Panthers halfback Nathan Cleary has admitted it was “weird” hearing his father, Ivan, address his teammates for the first time, but has since gotten used to the fact that his Dad is now in charge.
Speaking publicly for the first time since his father landed Penrith’s head coaching role in October, Cleary said after a turbulent three months – where his younger siblings were getting bullied at school – he was glad it was business as usual again.
“Some of the headlines were ridiculous… one article said Dad was ‘unAustralian’ for doing what he did (leaving the Tigers),” he said.
“It was kind of tough at the time, more so for my Mum and little siblings because the Cleary name was getting put in a dish pit constantly, but Dad and I are used to it.
“My little brother and sister were copping flack about it at school and Mum was reading all this stuff on social media, but we came together as a family and sorted it out.”
The day before Panthers pre-season training began last month, Cleary moved out of his parents’ Leonay home and into his own pad nearby.
“I actually haven’t spent a full day with him while he’s been my coach, so it’s good to get away from that so we’re not in each other’s ear all the time,” he said.
“Mum and Dad still live up the road, so I still see them a lot.”
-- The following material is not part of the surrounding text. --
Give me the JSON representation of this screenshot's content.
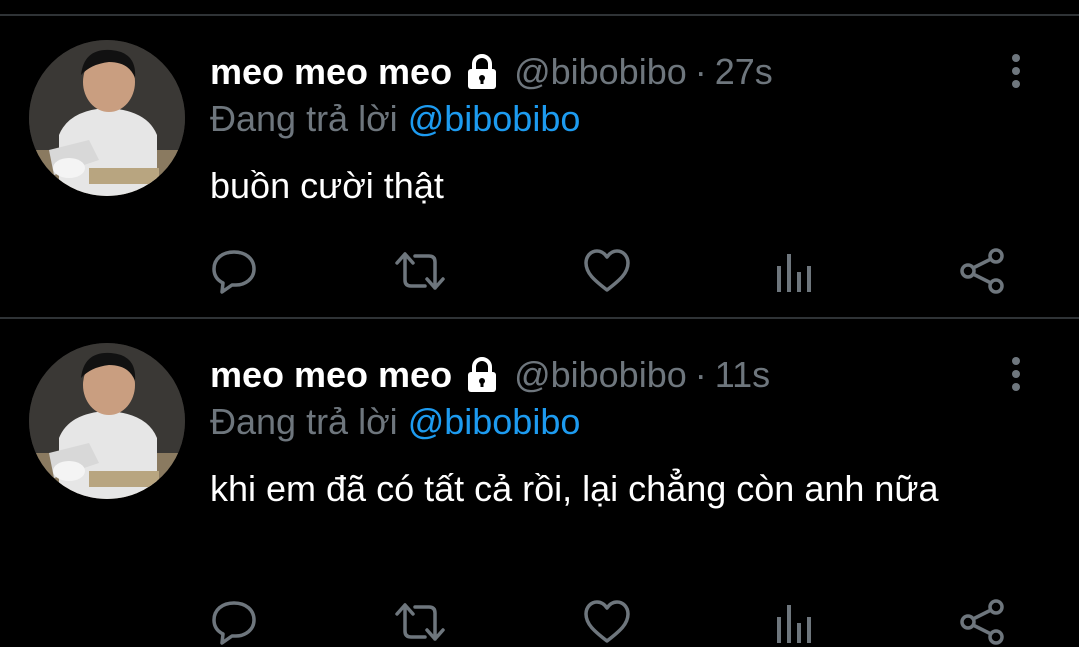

And while Cleary’s teammates, like Reagan Campbell-Gillard, have already started with the ‘Dad jokes’, the champion NSW Blues half said the players have warmed to his father rather quickly due to pre-existing relationships.
“They are all sweet… most of them worked with Dad before anyway, so it was lucky in that aspect. I think that was one of the reasons why Dad took the job here again,” Cleary said.
“Hopefully no one talks smack behind his back to me – it would be quite awkward if that happened,” he joked.
After making his Origin debut midway through last season, Cleary had a very taxing 2018 which included two months on the sideline dealing with injury.
Cleary recently underwent an ankle reconstruction.
“I’m looking to be back to full training after Christmas. Hopefully I get the moonboot off next week and I can start doing the AlterG and running again,” he said.
Nathan Taylor is the Western Weekender’s award-winning sports journalist. Nathan is also the Weekender’s Deputy Editor.